(Dataset items)
────────────────────────────────────────

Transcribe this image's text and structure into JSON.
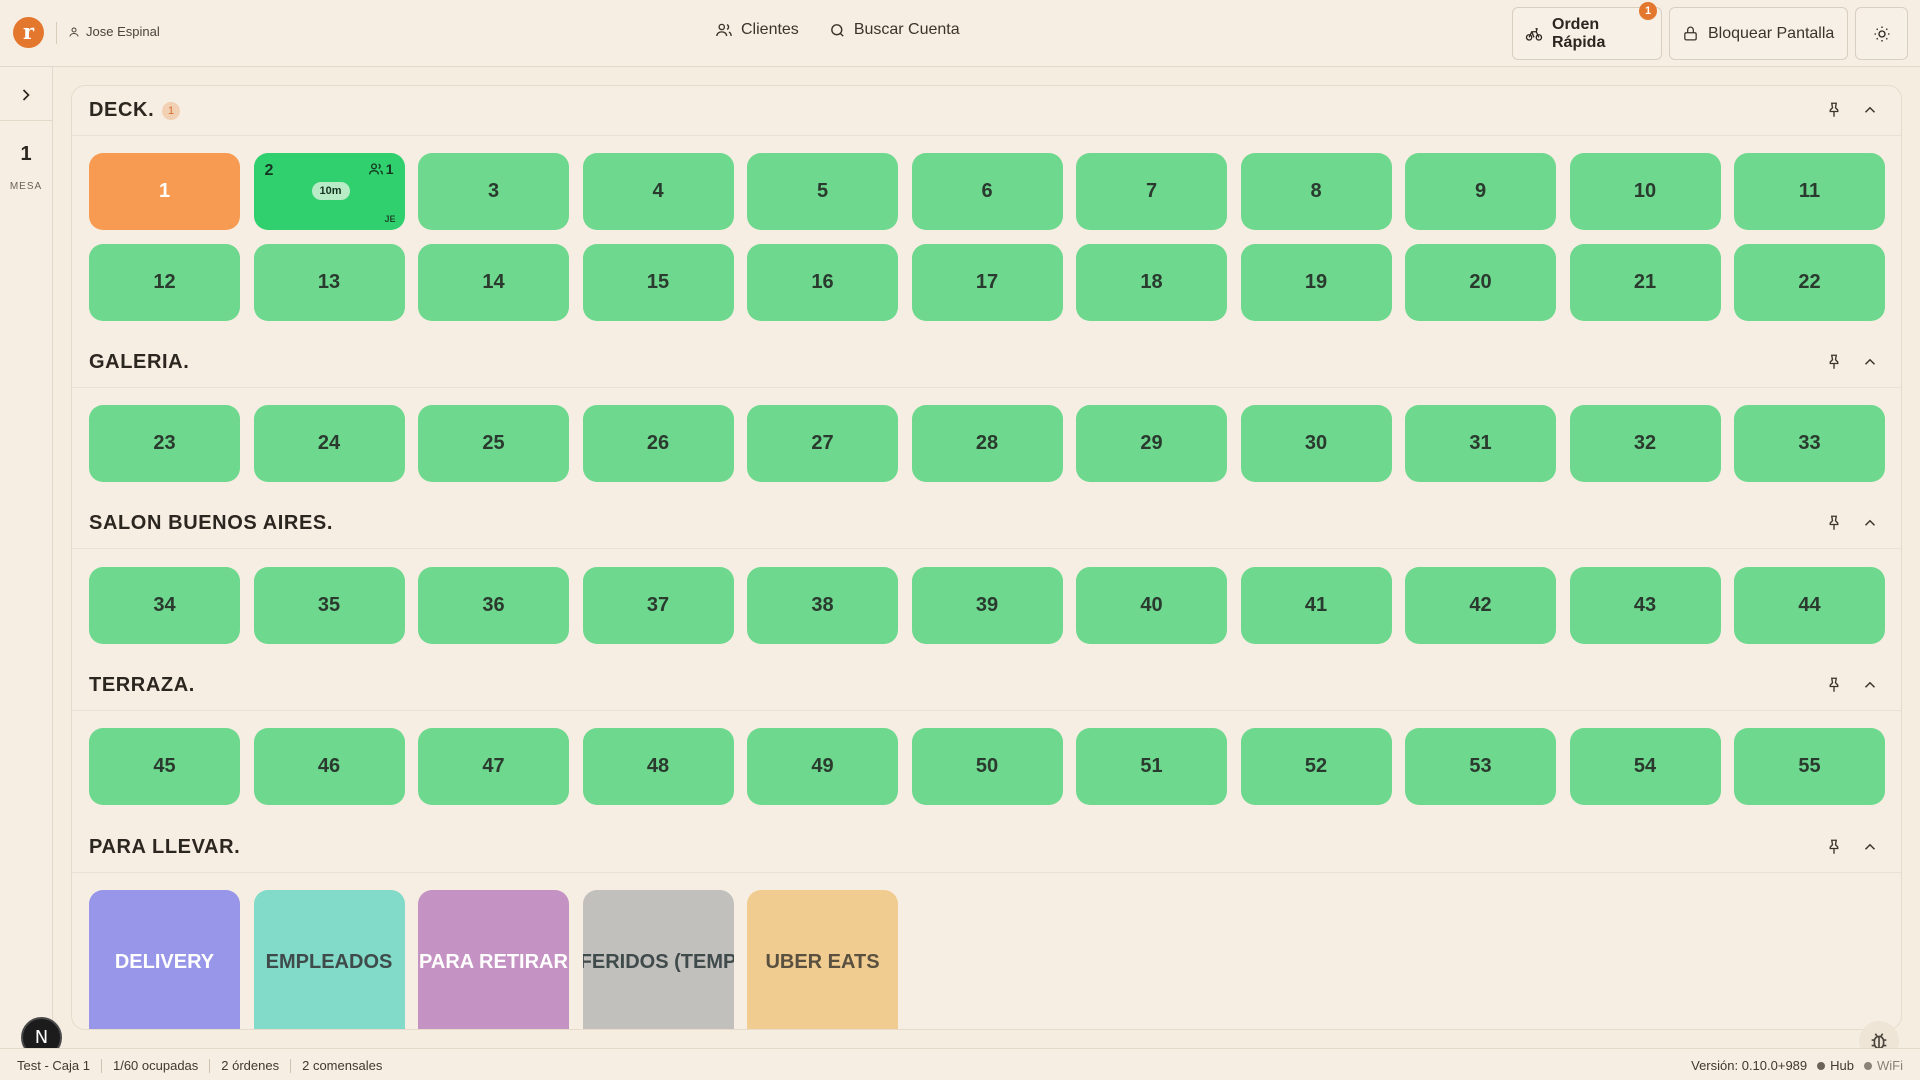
{
  "header": {
    "logo_letter": "r",
    "user_name": "Jose Espinal",
    "nav": {
      "clientes": "Clientes",
      "buscar": "Buscar Cuenta"
    },
    "orden_rapida": {
      "label": "Orden Rápida",
      "badge": "1"
    },
    "bloquear": "Bloquear Pantalla"
  },
  "sidebar": {
    "count": "1",
    "label": "MESA"
  },
  "sections": {
    "deck": {
      "title": "DECK.",
      "badge": "1"
    },
    "galeria": {
      "title": "GALERIA."
    },
    "salon": {
      "title": "SALON BUENOS AIRES."
    },
    "terraza": {
      "title": "TERRAZA."
    },
    "llevar": {
      "title": "PARA LLEVAR."
    }
  },
  "tables": {
    "deck_row1": [
      "1",
      "2",
      "3",
      "4",
      "5",
      "6",
      "7",
      "8",
      "9",
      "10",
      "11"
    ],
    "deck_row2": [
      "12",
      "13",
      "14",
      "15",
      "16",
      "17",
      "18",
      "19",
      "20",
      "21",
      "22"
    ],
    "galeria": [
      "23",
      "24",
      "25",
      "26",
      "27",
      "28",
      "29",
      "30",
      "31",
      "32",
      "33"
    ],
    "salon": [
      "34",
      "35",
      "36",
      "37",
      "38",
      "39",
      "40",
      "41",
      "42",
      "43",
      "44"
    ],
    "terraza": [
      "45",
      "46",
      "47",
      "48",
      "49",
      "50",
      "51",
      "52",
      "53",
      "54",
      "55"
    ]
  },
  "occupied_table": {
    "number": "2",
    "guests": "1",
    "time": "10m",
    "waiter": "JE"
  },
  "selected_table": "1",
  "takeaway": [
    {
      "label": "DELIVERY",
      "color": "#9896e8"
    },
    {
      "label": "EMPLEADOS",
      "color": "#82dac8"
    },
    {
      "label": "PARA RETIRAR",
      "color": "#c593c3"
    },
    {
      "label": "FERIDOS (TEMP",
      "color": "#c2c0bd"
    },
    {
      "label": "UBER EATS",
      "color": "#f0cc90"
    }
  ],
  "colors": {
    "accent": "#e4772e",
    "table_free": "#6dd88e",
    "table_occupied": "#2fd06d",
    "table_selected": "#f89b52"
  },
  "footer": {
    "caja": "Test - Caja 1",
    "ocupadas": "1/60 ocupadas",
    "ordenes": "2 órdenes",
    "comensales": "2 comensales",
    "version": "Versión: 0.10.0+989",
    "hub": "Hub",
    "wifi": "WiFi"
  },
  "floating": {
    "n_label": "N"
  }
}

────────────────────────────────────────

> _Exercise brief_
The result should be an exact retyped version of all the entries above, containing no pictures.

> _Solution to this task_
Transcribe this image's text and structure into JSON.
{
  "header": {
    "logo_letter": "r",
    "user_name": "Jose Espinal",
    "nav": {
      "clientes": "Clientes",
      "buscar": "Buscar Cuenta"
    },
    "orden_rapida": {
      "label": "Orden Rápida",
      "badge": "1"
    },
    "bloquear": "Bloquear Pantalla"
  },
  "sidebar": {
    "count": "1",
    "label": "MESA"
  },
  "sections": {
    "deck": {
      "title": "DECK.",
      "badge": "1"
    },
    "galeria": {
      "title": "GALERIA."
    },
    "salon": {
      "title": "SALON BUENOS AIRES."
    },
    "terraza": {
      "title": "TERRAZA."
    },
    "llevar": {
      "title": "PARA LLEVAR."
    }
  },
  "tables": {
    "deck_row1": [
      "1",
      "2",
      "3",
      "4",
      "5",
      "6",
      "7",
      "8",
      "9",
      "10",
      "11"
    ],
    "deck_row2": [
      "12",
      "13",
      "14",
      "15",
      "16",
      "17",
      "18",
      "19",
      "20",
      "21",
      "22"
    ],
    "galeria": [
      "23",
      "24",
      "25",
      "26",
      "27",
      "28",
      "29",
      "30",
      "31",
      "32",
      "33"
    ],
    "salon": [
      "34",
      "35",
      "36",
      "37",
      "38",
      "39",
      "40",
      "41",
      "42",
      "43",
      "44"
    ],
    "terraza": [
      "45",
      "46",
      "47",
      "48",
      "49",
      "50",
      "51",
      "52",
      "53",
      "54",
      "55"
    ]
  },
  "occupied_table": {
    "number": "2",
    "guests": "1",
    "time": "10m",
    "waiter": "JE"
  },
  "selected_table": "1",
  "takeaway": [
    {
      "label": "DELIVERY",
      "color": "#9896e8"
    },
    {
      "label": "EMPLEADOS",
      "color": "#82dac8"
    },
    {
      "label": "PARA RETIRAR",
      "color": "#c593c3"
    },
    {
      "label": "FERIDOS (TEMP",
      "color": "#c2c0bd"
    },
    {
      "label": "UBER EATS",
      "color": "#f0cc90"
    }
  ],
  "colors": {
    "accent": "#e4772e",
    "table_free": "#6dd88e",
    "table_occupied": "#2fd06d",
    "table_selected": "#f89b52"
  },
  "footer": {
    "caja": "Test - Caja 1",
    "ocupadas": "1/60 ocupadas",
    "ordenes": "2 órdenes",
    "comensales": "2 comensales",
    "version": "Versión: 0.10.0+989",
    "hub": "Hub",
    "wifi": "WiFi"
  },
  "floating": {
    "n_label": "N"
  }
}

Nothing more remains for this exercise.